#### Exercise brief
In the records below, which lines include "icon"? Copy them.

[Source data]

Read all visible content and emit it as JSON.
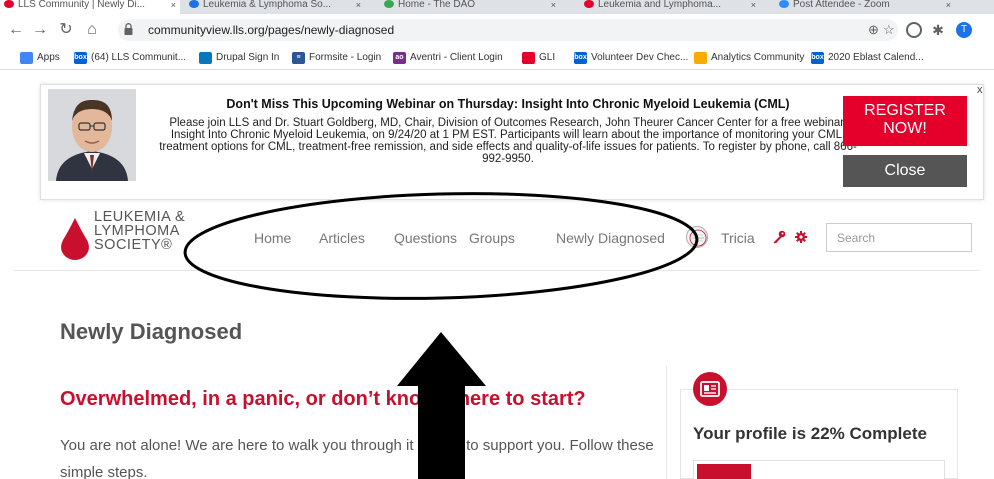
{
  "browser": {
    "tabs": [
      {
        "label": "LLS Community | Newly Di...",
        "color": "#e4002b",
        "active": true
      },
      {
        "label": "Leukemia & Lymphoma So...",
        "color": "#1a73e8",
        "active": false
      },
      {
        "label": "Home - The DAO",
        "color": "#34a853",
        "active": false
      },
      {
        "label": "Leukemia and Lymphoma...",
        "color": "#e4002b",
        "active": false
      },
      {
        "label": "Post Attendee - Zoom",
        "color": "#2d8cff",
        "active": false
      }
    ],
    "url": "communityview.lls.org/pages/newly-diagnosed",
    "profile_initial": "T",
    "bookmarks": [
      {
        "label": "Apps",
        "icon": "apps-grid-icon",
        "color": "#4285f4",
        "badge": ""
      },
      {
        "label": "(64) LLS Communit...",
        "icon": "box-icon",
        "color": "#0061d5",
        "badge": "box"
      },
      {
        "label": "Drupal Sign In",
        "icon": "drupal-icon",
        "color": "#0678be",
        "badge": ""
      },
      {
        "label": "Formsite - Login",
        "icon": "formsite-icon",
        "color": "#2b5797",
        "badge": "≡"
      },
      {
        "label": "Aventri - Client Login",
        "icon": "aventri-icon",
        "color": "#7b2d8e",
        "badge": "ao"
      },
      {
        "label": "GLI",
        "icon": "drop-icon",
        "color": "#e4002b",
        "badge": ""
      },
      {
        "label": "Volunteer Dev Chec...",
        "icon": "box-icon",
        "color": "#0061d5",
        "badge": "box"
      },
      {
        "label": "Analytics Community",
        "icon": "analytics-icon",
        "color": "#f9ab00",
        "badge": ""
      },
      {
        "label": "2020 Eblast Calend...",
        "icon": "box-icon",
        "color": "#0061d5",
        "badge": "box"
      }
    ]
  },
  "banner": {
    "title": "Don't Miss This Upcoming Webinar on Thursday: Insight Into Chronic Myeloid Leukemia (CML)",
    "body": "Please join LLS and Dr. Stuart Goldberg, MD, Chair, Division of Outcomes Research, John Theurer Cancer Center for a free webinar, Insight Into Chronic Myeloid Leukemia, on 9/24/20 at 1 PM EST. Participants will learn about the importance of monitoring your CML, treatment options for CML, treatment-free remission, and side effects and quality-of-life issues for patients. To register by phone, call 866-992-9950.",
    "register_label": "REGISTER NOW!",
    "close_label": "Close",
    "dismiss_label": "x"
  },
  "site": {
    "logo_text": "LEUKEMIA &\nLYMPHOMA\nSOCIETY®",
    "brand_color": "#c8102e",
    "nav": [
      {
        "label": "Home"
      },
      {
        "label": "Articles"
      },
      {
        "label": "Questions"
      },
      {
        "label": "Groups"
      },
      {
        "label": "Newly Diagnosed"
      }
    ],
    "username": "Tricia",
    "search_placeholder": "Search"
  },
  "content": {
    "page_title": "Newly Diagnosed",
    "intro_heading": "Overwhelmed, in a panic, or don’t know where to start?",
    "intro_text": "You are not alone! We are here to walk you through it all and to support you. Follow these simple steps."
  },
  "profile": {
    "title": "Your profile is 22% Complete",
    "percent_complete": 22
  }
}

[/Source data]

#### Response area
        "icon": "apps-grid-icon",
        "icon": "box-icon",
        "icon": "drupal-icon",
        "icon": "formsite-icon",
        "icon": "aventri-icon",
        "icon": "drop-icon",
        "icon": "box-icon",
        "icon": "analytics-icon",
        "icon": "box-icon",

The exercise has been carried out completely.